**Problem to solve**
From the entries below, extract every line that includes the word "name".
:: Extracted entries ::
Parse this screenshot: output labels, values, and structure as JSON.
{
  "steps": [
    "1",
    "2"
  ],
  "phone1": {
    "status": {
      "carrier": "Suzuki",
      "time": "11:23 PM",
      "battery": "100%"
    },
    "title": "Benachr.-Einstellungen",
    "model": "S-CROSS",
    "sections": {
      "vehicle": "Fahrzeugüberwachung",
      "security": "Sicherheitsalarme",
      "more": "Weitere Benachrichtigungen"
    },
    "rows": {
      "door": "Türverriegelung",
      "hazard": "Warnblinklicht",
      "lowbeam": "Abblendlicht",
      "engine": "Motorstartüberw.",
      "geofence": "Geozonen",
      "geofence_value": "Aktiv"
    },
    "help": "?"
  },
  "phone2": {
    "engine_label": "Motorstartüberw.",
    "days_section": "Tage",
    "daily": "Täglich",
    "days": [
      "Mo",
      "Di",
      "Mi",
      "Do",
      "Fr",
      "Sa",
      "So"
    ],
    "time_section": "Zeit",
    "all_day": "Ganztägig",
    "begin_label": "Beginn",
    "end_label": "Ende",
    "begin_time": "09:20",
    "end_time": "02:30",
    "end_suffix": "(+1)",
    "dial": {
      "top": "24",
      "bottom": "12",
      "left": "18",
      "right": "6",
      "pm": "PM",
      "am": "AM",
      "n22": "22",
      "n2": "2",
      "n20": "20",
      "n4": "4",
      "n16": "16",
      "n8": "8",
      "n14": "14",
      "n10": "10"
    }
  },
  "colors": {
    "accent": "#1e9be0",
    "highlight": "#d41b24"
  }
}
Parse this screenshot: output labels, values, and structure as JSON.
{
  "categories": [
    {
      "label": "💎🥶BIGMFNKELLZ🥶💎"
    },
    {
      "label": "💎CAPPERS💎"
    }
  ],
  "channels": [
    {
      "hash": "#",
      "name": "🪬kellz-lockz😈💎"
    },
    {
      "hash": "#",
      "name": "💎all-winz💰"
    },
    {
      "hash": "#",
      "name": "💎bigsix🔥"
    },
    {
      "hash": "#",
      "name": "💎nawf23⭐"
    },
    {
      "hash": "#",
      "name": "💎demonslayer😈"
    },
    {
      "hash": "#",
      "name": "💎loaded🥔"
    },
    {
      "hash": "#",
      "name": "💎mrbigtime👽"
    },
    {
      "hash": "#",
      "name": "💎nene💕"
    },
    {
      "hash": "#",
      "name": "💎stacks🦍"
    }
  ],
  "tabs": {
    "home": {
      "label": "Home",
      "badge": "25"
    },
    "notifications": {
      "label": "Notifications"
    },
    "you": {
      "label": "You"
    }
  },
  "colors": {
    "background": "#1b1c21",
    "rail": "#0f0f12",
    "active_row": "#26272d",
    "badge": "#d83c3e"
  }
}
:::
**Exercise solution**
      "name": "🪬kellz-lockz😈💎"
      "name": "💎all-winz💰"
      "name": "💎bigsix🔥"
      "name": "💎nawf23⭐"
      "name": "💎demonslayer😈"
      "name": "💎loaded🥔"
      "name": "💎mrbigtime👽"
      "name": "💎nene💕"
      "name": "💎stacks🦍"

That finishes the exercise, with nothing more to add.